The Bottom Line
- Stars Zooey Deschanel, Jake Johnson, Max Greenfield, Lamorne Morris, Hannah Simone
- Created by Liz Meriwether
- Premiere airs Tuesday, September 20, 2011, at 9 p.m. EST
Jess dresses badly and likes to sing to herself at random times and makes inappropriate jokes and has a tendency to watch Dirty Dancing over and over again when she’s depressed, all of which are things that might make most people kind of unappealing, but it’s not hard to see why Jess, as portrayed by Deschanel, immediately ingratiates herself to her three new male roommates. They take her in after she discovers her live-in boyfriend in bed with another woman, and they do their best to help her get over the heartbreak. Jess’ broken heart is a key plot point of the show’s first episode and provides for some humorous moments, but it could become kind of a weight that drags things down in the long run. The same goes for the broken heart nursed by Jess’ roommate Nick (Jake Johnson), a sensitive guy who’s still pining away for his own ex (It’s Always Sunny in Philadelphia’s Mary Elizabeth Ellis).
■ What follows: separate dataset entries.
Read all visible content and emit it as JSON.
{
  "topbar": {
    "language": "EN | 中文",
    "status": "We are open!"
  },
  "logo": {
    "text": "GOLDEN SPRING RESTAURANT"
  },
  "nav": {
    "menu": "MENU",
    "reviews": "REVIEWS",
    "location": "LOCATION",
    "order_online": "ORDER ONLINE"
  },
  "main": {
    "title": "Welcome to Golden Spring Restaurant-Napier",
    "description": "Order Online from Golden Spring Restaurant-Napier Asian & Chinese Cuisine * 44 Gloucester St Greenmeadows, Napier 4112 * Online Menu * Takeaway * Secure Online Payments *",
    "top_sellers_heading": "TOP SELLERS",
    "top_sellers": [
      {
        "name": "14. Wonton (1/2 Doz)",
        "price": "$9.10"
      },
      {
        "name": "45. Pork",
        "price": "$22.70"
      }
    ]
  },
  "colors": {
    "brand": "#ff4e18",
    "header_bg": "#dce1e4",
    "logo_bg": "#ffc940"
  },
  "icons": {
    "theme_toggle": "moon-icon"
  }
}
There’s also potential danger in the Jess/Nick pairing, which seems like it’s being set up for future romantic tension. Obviously a show in which a woman rooms with three men is ripe for that sort of thing, but New Girl is best when it portrays Jess and her roommates as just friends. Bro-tastic roommate Schmidt (Max Greenfield) is a little overly aggressive (a running gag has him putting money in a “douchebag jar” whenever he acts like, well, a douchebag), and third roommate Coach (Damon Wayans Jr.) is set to be written out after the first episode, since Wayans is a little busy starring in Happy Endings on ABC. It’s not clear how the new third roommate (played by Lamorne Morris and set to show up in the second episode) may change the dynamic.
For now that dynamic is pretty good, although it could easily go in the wrong direction over time. Jess’ cutesiness, too, could get mighty irritating, no matter how adorable Deschanel can be. It’s a good sign that creator Liz Meriwether (screenwriter of No Strings Attached) spends time in the pilot developing the other characters, so that even though the title refers to Jess, the roommates all have their own storylines and distinctive personalities. Jess’ best female friend Cece (Hannah Simone) gets minimal screen time in this episode, but she too seems like she has potential. That’s where New Girl is after one episode: Full of potential for entertaining developments, but also carrying significant potential for a descent into annoying quirkiness. Meriwether, Deschanel and the rest of the cast will have to stay vigilant to make sure the show doesn’t head off in the wrong direction.